[Extracted records]
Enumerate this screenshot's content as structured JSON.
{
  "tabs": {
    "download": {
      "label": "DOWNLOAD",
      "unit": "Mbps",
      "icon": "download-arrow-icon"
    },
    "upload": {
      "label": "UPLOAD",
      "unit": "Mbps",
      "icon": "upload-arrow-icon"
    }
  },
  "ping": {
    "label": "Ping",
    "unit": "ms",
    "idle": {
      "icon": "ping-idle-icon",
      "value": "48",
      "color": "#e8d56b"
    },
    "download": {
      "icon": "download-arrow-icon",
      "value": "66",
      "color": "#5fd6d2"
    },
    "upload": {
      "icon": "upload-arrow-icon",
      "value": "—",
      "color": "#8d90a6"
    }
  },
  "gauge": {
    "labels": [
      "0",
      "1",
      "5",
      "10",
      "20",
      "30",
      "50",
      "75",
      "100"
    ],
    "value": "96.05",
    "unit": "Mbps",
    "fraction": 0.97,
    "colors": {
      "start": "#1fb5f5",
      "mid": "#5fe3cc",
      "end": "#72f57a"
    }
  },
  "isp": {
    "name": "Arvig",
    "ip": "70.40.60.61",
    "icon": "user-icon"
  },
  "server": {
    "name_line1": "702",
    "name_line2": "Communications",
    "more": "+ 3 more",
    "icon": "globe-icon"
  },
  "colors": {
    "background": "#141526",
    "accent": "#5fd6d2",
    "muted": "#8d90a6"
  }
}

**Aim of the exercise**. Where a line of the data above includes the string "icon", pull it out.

**Answer**.
      "icon": "download-arrow-icon"
      "icon": "upload-arrow-icon"
      "icon": "ping-idle-icon",
      "icon": "download-arrow-icon",
      "icon": "upload-arrow-icon",
    "icon": "user-icon"
    "icon": "globe-icon"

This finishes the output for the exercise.